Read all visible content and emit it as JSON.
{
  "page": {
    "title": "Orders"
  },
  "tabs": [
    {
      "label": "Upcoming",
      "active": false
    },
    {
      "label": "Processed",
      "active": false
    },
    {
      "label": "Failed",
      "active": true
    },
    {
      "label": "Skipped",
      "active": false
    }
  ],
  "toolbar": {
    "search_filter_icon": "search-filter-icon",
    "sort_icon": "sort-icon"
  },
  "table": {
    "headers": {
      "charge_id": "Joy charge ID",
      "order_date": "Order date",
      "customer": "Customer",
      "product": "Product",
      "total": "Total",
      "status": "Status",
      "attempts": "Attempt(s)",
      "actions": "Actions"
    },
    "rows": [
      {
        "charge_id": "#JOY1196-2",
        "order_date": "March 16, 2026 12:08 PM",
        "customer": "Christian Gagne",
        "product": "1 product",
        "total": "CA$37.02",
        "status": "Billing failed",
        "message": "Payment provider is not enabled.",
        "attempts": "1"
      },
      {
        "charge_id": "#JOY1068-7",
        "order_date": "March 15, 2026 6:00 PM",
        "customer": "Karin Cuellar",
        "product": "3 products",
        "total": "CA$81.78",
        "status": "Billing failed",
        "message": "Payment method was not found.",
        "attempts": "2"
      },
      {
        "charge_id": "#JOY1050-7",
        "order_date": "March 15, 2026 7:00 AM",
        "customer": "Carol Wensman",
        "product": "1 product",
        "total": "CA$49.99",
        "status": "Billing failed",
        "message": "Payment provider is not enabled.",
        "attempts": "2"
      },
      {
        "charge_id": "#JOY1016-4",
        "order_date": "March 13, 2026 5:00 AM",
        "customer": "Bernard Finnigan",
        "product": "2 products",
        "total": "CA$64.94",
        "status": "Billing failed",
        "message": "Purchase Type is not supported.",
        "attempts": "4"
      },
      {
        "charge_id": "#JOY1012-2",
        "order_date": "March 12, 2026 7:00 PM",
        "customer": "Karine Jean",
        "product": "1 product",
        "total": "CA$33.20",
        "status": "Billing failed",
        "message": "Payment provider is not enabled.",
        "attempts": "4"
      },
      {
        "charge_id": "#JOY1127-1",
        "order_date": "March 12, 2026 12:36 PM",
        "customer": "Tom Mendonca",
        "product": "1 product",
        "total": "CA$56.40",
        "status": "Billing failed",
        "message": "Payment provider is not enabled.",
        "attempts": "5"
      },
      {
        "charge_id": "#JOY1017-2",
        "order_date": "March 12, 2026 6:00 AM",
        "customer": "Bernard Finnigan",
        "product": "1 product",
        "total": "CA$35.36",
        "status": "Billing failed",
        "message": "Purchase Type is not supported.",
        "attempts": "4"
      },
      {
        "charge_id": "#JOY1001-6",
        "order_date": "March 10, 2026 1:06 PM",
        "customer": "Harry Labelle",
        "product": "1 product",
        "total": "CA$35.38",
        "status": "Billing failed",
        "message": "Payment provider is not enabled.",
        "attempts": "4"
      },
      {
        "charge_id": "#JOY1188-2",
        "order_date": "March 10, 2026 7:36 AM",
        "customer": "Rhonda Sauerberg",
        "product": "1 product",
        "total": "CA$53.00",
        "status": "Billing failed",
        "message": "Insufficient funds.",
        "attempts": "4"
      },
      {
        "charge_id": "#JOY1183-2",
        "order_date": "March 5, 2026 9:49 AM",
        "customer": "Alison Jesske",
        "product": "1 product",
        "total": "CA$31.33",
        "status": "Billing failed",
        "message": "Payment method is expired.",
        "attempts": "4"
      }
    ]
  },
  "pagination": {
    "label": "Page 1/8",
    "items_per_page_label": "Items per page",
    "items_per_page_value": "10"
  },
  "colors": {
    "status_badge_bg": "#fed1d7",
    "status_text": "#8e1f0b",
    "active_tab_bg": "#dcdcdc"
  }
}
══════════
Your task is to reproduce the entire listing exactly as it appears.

Read all visible content and emit it as JSON.
{
  "page": {
    "title": "Orders"
  },
  "tabs": [
    {
      "label": "Upcoming",
      "active": false
    },
    {
      "label": "Processed",
      "active": false
    },
    {
      "label": "Failed",
      "active": true
    },
    {
      "label": "Skipped",
      "active": false
    }
  ],
  "toolbar": {
    "search_filter_icon": "search-filter-icon",
    "sort_icon": "sort-icon"
  },
  "table": {
    "headers": {
      "charge_id": "Joy charge ID",
      "order_date": "Order date",
      "customer": "Customer",
      "product": "Product",
      "total": "Total",
      "status": "Status",
      "attempts": "Attempt(s)",
      "actions": "Actions"
    },
    "rows": [
      {
        "charge_id": "#JOY1196-2",
        "order_date": "March 16, 2026 12:08 PM",
        "customer": "Christian Gagne",
        "product": "1 product",
        "total": "CA$37.02",
        "status": "Billing failed",
        "message": "Payment provider is not enabled.",
        "attempts": "1"
      },
      {
        "charge_id": "#JOY1068-7",
        "order_date": "March 15, 2026 6:00 PM",
        "customer": "Karin Cuellar",
        "product": "3 products",
        "total": "CA$81.78",
        "status": "Billing failed",
        "message": "Payment method was not found.",
        "attempts": "2"
      },
      {
        "charge_id": "#JOY1050-7",
        "order_date": "March 15, 2026 7:00 AM",
        "customer": "Carol Wensman",
        "product": "1 product",
        "total": "CA$49.99",
        "status": "Billing failed",
        "message": "Payment provider is not enabled.",
        "attempts": "2"
      },
      {
        "charge_id": "#JOY1016-4",
        "order_date": "March 13, 2026 5:00 AM",
        "customer": "Bernard Finnigan",
        "product": "2 products",
        "total": "CA$64.94",
        "status": "Billing failed",
        "message": "Purchase Type is not supported.",
        "attempts": "4"
      },
      {
        "charge_id": "#JOY1012-2",
        "order_date": "March 12, 2026 7:00 PM",
        "customer": "Karine Jean",
        "product": "1 product",
        "total": "CA$33.20",
        "status": "Billing failed",
        "message": "Payment provider is not enabled.",
        "attempts": "4"
      },
      {
        "charge_id": "#JOY1127-1",
        "order_date": "March 12, 2026 12:36 PM",
        "customer": "Tom Mendonca",
        "product": "1 product",
        "total": "CA$56.40",
        "status": "Billing failed",
        "message": "Payment provider is not enabled.",
        "attempts": "5"
      },
      {
        "charge_id": "#JOY1017-2",
        "order_date": "March 12, 2026 6:00 AM",
        "customer": "Bernard Finnigan",
        "product": "1 product",
        "total": "CA$35.36",
        "status": "Billing failed",
        "message": "Purchase Type is not supported.",
        "attempts": "4"
      },
      {
        "charge_id": "#JOY1001-6",
        "order_date": "March 10, 2026 1:06 PM",
        "customer": "Harry Labelle",
        "product": "1 product",
        "total": "CA$35.38",
        "status": "Billing failed",
        "message": "Payment provider is not enabled.",
        "attempts": "4"
      },
      {
        "charge_id": "#JOY1188-2",
        "order_date": "March 10, 2026 7:36 AM",
        "customer": "Rhonda Sauerberg",
        "product": "1 product",
        "total": "CA$53.00",
        "status": "Billing failed",
        "message": "Insufficient funds.",
        "attempts": "4"
      },
      {
        "charge_id": "#JOY1183-2",
        "order_date": "March 5, 2026 9:49 AM",
        "customer": "Alison Jesske",
        "product": "1 product",
        "total": "CA$31.33",
        "status": "Billing failed",
        "message": "Payment method is expired.",
        "attempts": "4"
      }
    ]
  },
  "pagination": {
    "label": "Page 1/8",
    "items_per_page_label": "Items per page",
    "items_per_page_value": "10"
  },
  "colors": {
    "status_badge_bg": "#fed1d7",
    "status_text": "#8e1f0b",
    "active_tab_bg": "#dcdcdc"
  }
}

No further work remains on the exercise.